How does pesticide residue affect fertility?

Using data from 155 men participating in the Environment and Reproductive Health (EARTH) study, the researchers investigated the connections between the men’s intake of produce containing pesticide residue and the quality of their sperm. They found that men who ate pesticide-laden fruits and vegetables like strawberries, spinach, apples, peppers, and pears, had lower sperm counts and lower percentages of normal sperm. They had almost 50% fewer sperm and more abnormally shaped sperm than the men who had the least amount of pesticides in their diet. This even raises the possibility that high amounts of pesticide residues in our food may also be a contributory factor in male infertility, at least in certain men.

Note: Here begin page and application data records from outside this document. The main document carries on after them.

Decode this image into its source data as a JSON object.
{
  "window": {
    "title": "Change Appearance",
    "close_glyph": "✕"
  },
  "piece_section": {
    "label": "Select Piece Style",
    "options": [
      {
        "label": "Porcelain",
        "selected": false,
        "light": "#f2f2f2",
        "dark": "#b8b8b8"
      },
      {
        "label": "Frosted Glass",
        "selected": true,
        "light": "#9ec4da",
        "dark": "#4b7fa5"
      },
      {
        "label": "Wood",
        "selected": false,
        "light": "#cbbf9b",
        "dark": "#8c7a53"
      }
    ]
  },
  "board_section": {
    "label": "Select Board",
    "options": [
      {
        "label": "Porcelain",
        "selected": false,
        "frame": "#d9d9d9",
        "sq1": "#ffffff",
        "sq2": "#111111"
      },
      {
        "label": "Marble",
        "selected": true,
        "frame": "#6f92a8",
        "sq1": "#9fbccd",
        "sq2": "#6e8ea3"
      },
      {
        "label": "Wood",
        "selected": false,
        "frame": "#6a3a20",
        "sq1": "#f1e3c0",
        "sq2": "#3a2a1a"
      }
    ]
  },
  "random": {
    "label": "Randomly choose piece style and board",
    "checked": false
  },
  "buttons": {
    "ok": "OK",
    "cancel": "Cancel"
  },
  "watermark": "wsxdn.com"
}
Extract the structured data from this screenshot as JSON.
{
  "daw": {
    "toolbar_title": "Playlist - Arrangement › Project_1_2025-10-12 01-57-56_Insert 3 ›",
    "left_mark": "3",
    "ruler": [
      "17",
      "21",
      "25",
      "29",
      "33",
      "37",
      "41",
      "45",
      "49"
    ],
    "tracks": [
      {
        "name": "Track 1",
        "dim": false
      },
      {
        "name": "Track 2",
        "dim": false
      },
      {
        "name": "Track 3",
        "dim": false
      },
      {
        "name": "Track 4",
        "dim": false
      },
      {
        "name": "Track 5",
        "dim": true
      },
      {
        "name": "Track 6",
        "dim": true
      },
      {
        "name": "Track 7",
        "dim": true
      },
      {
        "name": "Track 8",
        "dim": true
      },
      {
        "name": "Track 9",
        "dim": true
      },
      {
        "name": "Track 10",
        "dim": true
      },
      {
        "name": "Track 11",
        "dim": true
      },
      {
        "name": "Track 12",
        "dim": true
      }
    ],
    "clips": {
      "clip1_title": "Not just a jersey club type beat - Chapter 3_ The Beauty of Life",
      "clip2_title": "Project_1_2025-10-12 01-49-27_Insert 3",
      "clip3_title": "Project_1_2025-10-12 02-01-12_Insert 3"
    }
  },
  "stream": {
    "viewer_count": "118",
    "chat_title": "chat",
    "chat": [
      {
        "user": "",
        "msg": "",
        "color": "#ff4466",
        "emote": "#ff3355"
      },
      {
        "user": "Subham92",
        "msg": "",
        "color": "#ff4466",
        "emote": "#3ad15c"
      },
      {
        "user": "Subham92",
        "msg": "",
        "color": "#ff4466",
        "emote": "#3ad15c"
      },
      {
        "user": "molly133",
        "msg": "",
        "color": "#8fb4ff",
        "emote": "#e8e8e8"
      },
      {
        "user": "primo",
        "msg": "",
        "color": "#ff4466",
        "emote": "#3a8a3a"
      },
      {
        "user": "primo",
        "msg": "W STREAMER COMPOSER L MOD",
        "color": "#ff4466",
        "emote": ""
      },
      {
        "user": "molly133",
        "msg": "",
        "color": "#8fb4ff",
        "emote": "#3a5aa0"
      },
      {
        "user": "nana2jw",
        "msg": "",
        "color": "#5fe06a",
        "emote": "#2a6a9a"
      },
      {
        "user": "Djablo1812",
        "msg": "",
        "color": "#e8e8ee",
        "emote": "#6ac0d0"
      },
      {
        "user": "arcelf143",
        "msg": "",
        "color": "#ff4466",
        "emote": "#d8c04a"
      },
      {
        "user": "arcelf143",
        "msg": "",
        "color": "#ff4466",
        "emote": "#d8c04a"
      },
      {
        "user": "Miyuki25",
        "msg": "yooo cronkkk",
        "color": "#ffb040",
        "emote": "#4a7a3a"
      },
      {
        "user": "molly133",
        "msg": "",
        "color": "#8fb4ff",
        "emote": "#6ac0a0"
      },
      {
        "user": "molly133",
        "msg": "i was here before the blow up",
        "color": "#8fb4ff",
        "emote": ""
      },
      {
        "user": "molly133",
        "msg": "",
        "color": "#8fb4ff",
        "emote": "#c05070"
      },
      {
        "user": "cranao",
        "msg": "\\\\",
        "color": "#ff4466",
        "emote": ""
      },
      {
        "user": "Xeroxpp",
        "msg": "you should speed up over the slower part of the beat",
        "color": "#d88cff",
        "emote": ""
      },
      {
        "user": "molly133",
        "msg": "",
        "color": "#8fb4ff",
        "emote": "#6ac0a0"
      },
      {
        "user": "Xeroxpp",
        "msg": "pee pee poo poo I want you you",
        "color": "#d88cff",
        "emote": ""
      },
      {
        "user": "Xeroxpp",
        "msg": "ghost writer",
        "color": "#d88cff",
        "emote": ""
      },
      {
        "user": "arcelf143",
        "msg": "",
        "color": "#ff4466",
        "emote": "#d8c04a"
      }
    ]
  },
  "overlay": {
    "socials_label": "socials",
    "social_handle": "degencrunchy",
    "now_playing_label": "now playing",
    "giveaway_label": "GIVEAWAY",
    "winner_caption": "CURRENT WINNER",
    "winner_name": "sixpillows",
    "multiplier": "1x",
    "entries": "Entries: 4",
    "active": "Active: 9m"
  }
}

However, these results should not discourage the consumption of fruit and vegetables in general as those who consumed large quantities of fruit and vegetables with little or no residue experienced a 37% improvement in their sperm quality. Research has already proven that switching to an organic diet can lower your pesticide exposure by up to 90%. An organic diet can work wonders not just for your fertility, but also for your other health markers. This new study, thus, reaffirms the growing body of evidence that suggests a healthy and organic diet could help protect and enhance both your potency and fertility.